> [Task] Every record must be output verbatim in the reply.

Excerpts from an interface dataset

● ● ●

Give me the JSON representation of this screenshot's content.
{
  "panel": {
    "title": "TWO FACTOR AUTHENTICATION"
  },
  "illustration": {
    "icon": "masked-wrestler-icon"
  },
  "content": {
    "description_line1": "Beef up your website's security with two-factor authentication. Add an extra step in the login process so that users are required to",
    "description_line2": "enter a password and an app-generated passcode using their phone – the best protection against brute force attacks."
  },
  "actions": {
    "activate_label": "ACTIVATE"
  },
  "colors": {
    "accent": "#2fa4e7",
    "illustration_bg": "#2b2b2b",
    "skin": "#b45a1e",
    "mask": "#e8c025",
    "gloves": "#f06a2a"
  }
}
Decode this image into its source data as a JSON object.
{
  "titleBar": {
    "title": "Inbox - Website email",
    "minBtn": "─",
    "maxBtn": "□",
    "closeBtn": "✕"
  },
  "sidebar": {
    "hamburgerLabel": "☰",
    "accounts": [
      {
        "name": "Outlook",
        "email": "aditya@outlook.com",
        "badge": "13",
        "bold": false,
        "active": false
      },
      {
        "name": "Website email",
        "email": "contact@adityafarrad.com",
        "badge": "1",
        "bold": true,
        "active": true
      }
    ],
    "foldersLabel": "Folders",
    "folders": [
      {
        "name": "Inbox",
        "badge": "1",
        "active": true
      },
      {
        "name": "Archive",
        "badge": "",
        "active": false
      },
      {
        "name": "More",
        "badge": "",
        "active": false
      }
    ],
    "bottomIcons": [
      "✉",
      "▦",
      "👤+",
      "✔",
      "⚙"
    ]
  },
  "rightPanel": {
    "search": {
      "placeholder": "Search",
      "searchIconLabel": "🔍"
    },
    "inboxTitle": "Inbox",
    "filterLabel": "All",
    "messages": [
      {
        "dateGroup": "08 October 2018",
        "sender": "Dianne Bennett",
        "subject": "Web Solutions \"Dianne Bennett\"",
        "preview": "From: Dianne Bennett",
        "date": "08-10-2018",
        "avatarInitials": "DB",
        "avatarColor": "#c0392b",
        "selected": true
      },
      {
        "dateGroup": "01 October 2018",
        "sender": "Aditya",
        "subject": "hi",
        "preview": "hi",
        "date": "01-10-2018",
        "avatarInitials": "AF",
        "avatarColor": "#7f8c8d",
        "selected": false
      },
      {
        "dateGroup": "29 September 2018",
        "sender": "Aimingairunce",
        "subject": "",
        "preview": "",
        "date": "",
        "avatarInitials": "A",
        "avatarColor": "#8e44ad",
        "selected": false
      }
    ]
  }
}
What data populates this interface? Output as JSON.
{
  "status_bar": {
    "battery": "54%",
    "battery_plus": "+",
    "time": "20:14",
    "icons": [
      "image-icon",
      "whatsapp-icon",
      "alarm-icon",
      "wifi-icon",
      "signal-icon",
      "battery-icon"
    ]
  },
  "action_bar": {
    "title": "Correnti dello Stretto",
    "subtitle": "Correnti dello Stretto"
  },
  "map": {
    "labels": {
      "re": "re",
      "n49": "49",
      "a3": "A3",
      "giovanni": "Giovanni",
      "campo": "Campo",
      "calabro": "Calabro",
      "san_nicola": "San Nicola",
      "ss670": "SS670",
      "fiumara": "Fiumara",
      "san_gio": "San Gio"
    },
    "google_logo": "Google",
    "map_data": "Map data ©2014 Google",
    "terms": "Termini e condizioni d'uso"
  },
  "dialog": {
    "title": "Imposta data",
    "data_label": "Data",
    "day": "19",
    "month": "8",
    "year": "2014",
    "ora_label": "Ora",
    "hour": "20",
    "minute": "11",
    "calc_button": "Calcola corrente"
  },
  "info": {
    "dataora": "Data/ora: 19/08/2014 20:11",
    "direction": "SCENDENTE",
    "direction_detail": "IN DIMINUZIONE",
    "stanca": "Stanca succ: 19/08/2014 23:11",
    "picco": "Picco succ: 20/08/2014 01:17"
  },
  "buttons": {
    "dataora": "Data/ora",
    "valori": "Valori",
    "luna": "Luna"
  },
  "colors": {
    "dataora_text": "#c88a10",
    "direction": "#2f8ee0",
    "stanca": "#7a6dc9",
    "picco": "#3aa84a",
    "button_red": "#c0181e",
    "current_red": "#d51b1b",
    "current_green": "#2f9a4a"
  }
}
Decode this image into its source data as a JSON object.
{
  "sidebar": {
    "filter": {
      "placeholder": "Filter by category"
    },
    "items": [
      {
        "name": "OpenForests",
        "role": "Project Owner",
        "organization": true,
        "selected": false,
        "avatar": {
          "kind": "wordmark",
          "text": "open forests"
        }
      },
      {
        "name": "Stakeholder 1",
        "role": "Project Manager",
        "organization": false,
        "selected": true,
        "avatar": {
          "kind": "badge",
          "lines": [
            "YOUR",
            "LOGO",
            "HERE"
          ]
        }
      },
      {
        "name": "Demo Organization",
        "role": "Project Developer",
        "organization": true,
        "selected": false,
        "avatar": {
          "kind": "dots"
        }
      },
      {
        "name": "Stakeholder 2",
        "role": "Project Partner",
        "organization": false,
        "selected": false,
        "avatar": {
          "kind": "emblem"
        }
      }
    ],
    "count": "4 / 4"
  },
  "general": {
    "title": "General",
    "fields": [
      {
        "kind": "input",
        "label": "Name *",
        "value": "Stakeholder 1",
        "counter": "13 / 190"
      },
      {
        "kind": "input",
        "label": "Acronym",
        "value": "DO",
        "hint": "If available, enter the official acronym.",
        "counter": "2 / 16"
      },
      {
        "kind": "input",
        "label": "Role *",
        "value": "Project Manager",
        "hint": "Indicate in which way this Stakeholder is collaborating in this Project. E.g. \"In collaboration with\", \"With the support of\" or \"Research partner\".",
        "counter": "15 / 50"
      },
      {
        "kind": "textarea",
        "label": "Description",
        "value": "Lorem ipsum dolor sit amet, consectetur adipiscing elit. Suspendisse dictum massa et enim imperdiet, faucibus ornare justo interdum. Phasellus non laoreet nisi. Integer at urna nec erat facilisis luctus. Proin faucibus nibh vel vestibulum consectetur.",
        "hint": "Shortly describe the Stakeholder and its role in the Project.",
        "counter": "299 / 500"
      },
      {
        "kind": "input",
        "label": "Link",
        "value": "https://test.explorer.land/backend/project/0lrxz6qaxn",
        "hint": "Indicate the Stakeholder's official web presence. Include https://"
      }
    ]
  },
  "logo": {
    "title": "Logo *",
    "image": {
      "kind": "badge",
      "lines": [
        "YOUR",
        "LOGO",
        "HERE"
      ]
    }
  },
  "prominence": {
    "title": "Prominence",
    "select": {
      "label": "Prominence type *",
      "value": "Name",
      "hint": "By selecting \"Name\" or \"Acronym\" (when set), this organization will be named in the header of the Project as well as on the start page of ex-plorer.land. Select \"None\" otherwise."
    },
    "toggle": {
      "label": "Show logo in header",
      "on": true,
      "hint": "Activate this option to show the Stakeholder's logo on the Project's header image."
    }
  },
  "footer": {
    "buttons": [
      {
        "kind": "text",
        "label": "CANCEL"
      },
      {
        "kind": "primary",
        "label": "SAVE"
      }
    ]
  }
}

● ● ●

> [Solved problem]
Give me the JSON representation of this screenshot's content.
{
  "panel": {
    "title": "TWO FACTOR AUTHENTICATION"
  },
  "illustration": {
    "icon": "masked-wrestler-icon"
  },
  "content": {
    "description_line1": "Beef up your website's security with two-factor authentication. Add an extra step in the login process so that users are required to",
    "description_line2": "enter a password and an app-generated passcode using their phone – the best protection against brute force attacks."
  },
  "actions": {
    "activate_label": "ACTIVATE"
  },
  "colors": {
    "accent": "#2fa4e7",
    "illustration_bg": "#2b2b2b",
    "skin": "#b45a1e",
    "mask": "#e8c025",
    "gloves": "#f06a2a"
  }
}
Decode this image into its source data as a JSON object.
{
  "titleBar": {
    "title": "Inbox - Website email",
    "minBtn": "─",
    "maxBtn": "□",
    "closeBtn": "✕"
  },
  "sidebar": {
    "hamburgerLabel": "☰",
    "accounts": [
      {
        "name": "Outlook",
        "email": "aditya@outlook.com",
        "badge": "13",
        "bold": false,
        "active": false
      },
      {
        "name": "Website email",
        "email": "contact@adityafarrad.com",
        "badge": "1",
        "bold": true,
        "active": true
      }
    ],
    "foldersLabel": "Folders",
    "folders": [
      {
        "name": "Inbox",
        "badge": "1",
        "active": true
      },
      {
        "name": "Archive",
        "badge": "",
        "active": false
      },
      {
        "name": "More",
        "badge": "",
        "active": false
      }
    ],
    "bottomIcons": [
      "✉",
      "▦",
      "👤+",
      "✔",
      "⚙"
    ]
  },
  "rightPanel": {
    "search": {
      "placeholder": "Search",
      "searchIconLabel": "🔍"
    },
    "inboxTitle": "Inbox",
    "filterLabel": "All",
    "messages": [
      {
        "dateGroup": "08 October 2018",
        "sender": "Dianne Bennett",
        "subject": "Web Solutions \"Dianne Bennett\"",
        "preview": "From: Dianne Bennett",
        "date": "08-10-2018",
        "avatarInitials": "DB",
        "avatarColor": "#c0392b",
        "selected": true
      },
      {
        "dateGroup": "01 October 2018",
        "sender": "Aditya",
        "subject": "hi",
        "preview": "hi",
        "date": "01-10-2018",
        "avatarInitials": "AF",
        "avatarColor": "#7f8c8d",
        "selected": false
      },
      {
        "dateGroup": "29 September 2018",
        "sender": "Aimingairunce",
        "subject": "",
        "preview": "",
        "date": "",
        "avatarInitials": "A",
        "avatarColor": "#8e44ad",
        "selected": false
      }
    ]
  }
}
What data populates this interface? Output as JSON.
{
  "status_bar": {
    "battery": "54%",
    "battery_plus": "+",
    "time": "20:14",
    "icons": [
      "image-icon",
      "whatsapp-icon",
      "alarm-icon",
      "wifi-icon",
      "signal-icon",
      "battery-icon"
    ]
  },
  "action_bar": {
    "title": "Correnti dello Stretto",
    "subtitle": "Correnti dello Stretto"
  },
  "map": {
    "labels": {
      "re": "re",
      "n49": "49",
      "a3": "A3",
      "giovanni": "Giovanni",
      "campo": "Campo",
      "calabro": "Calabro",
      "san_nicola": "San Nicola",
      "ss670": "SS670",
      "fiumara": "Fiumara",
      "san_gio": "San Gio"
    },
    "google_logo": "Google",
    "map_data": "Map data ©2014 Google",
    "terms": "Termini e condizioni d'uso"
  },
  "dialog": {
    "title": "Imposta data",
    "data_label": "Data",
    "day": "19",
    "month": "8",
    "year": "2014",
    "ora_label": "Ora",
    "hour": "20",
    "minute": "11",
    "calc_button": "Calcola corrente"
  },
  "info": {
    "dataora": "Data/ora: 19/08/2014 20:11",
    "direction": "SCENDENTE",
    "direction_detail": "IN DIMINUZIONE",
    "stanca": "Stanca succ: 19/08/2014 23:11",
    "picco": "Picco succ: 20/08/2014 01:17"
  },
  "buttons": {
    "dataora": "Data/ora",
    "valori": "Valori",
    "luna": "Luna"
  },
  "colors": {
    "dataora_text": "#c88a10",
    "direction": "#2f8ee0",
    "stanca": "#7a6dc9",
    "picco": "#3aa84a",
    "button_red": "#c0181e",
    "current_red": "#d51b1b",
    "current_green": "#2f9a4a"
  }
}
Decode this image into its source data as a JSON object.
{
  "sidebar": {
    "filter": {
      "placeholder": "Filter by category"
    },
    "items": [
      {
        "name": "OpenForests",
        "role": "Project Owner",
        "organization": true,
        "selected": false,
        "avatar": {
          "kind": "wordmark",
          "text": "open forests"
        }
      },
      {
        "name": "Stakeholder 1",
        "role": "Project Manager",
        "organization": false,
        "selected": true,
        "avatar": {
          "kind": "badge",
          "lines": [
            "YOUR",
            "LOGO",
            "HERE"
          ]
        }
      },
      {
        "name": "Demo Organization",
        "role": "Project Developer",
        "organization": true,
        "selected": false,
        "avatar": {
          "kind": "dots"
        }
      },
      {
        "name": "Stakeholder 2",
        "role": "Project Partner",
        "organization": false,
        "selected": false,
        "avatar": {
          "kind": "emblem"
        }
      }
    ],
    "count": "4 / 4"
  },
  "general": {
    "title": "General",
    "fields": [
      {
        "kind": "input",
        "label": "Name *",
        "value": "Stakeholder 1",
        "counter": "13 / 190"
      },
      {
        "kind": "input",
        "label": "Acronym",
        "value": "DO",
        "hint": "If available, enter the official acronym.",
        "counter": "2 / 16"
      },
      {
        "kind": "input",
        "label": "Role *",
        "value": "Project Manager",
        "hint": "Indicate in which way this Stakeholder is collaborating in this Project. E.g. \"In collaboration with\", \"With the support of\" or \"Research partner\".",
        "counter": "15 / 50"
      },
      {
        "kind": "textarea",
        "label": "Description",
        "value": "Lorem ipsum dolor sit amet, consectetur adipiscing elit. Suspendisse dictum massa et enim imperdiet, faucibus ornare justo interdum. Phasellus non laoreet nisi. Integer at urna nec erat facilisis luctus. Proin faucibus nibh vel vestibulum consectetur.",
        "hint": "Shortly describe the Stakeholder and its role in the Project.",
        "counter": "299 / 500"
      },
      {
        "kind": "input",
        "label": "Link",
        "value": "https://test.explorer.land/backend/project/0lrxz6qaxn",
        "hint": "Indicate the Stakeholder's official web presence. Include https://"
      }
    ]
  },
  "logo": {
    "title": "Logo *",
    "image": {
      "kind": "badge",
      "lines": [
        "YOUR",
        "LOGO",
        "HERE"
      ]
    }
  },
  "prominence": {
    "title": "Prominence",
    "select": {
      "label": "Prominence type *",
      "value": "Name",
      "hint": "By selecting \"Name\" or \"Acronym\" (when set), this organization will be named in the header of the Project as well as on the start page of ex-plorer.land. Select \"None\" otherwise."
    },
    "toggle": {
      "label": "Show logo in header",
      "on": true,
      "hint": "Activate this option to show the Stakeholder's logo on the Project's header image."
    }
  },
  "footer": {
    "buttons": [
      {
        "kind": "text",
        "label": "CANCEL"
      },
      {
        "kind": "primary",
        "label": "SAVE"
      }
    ]
  }
}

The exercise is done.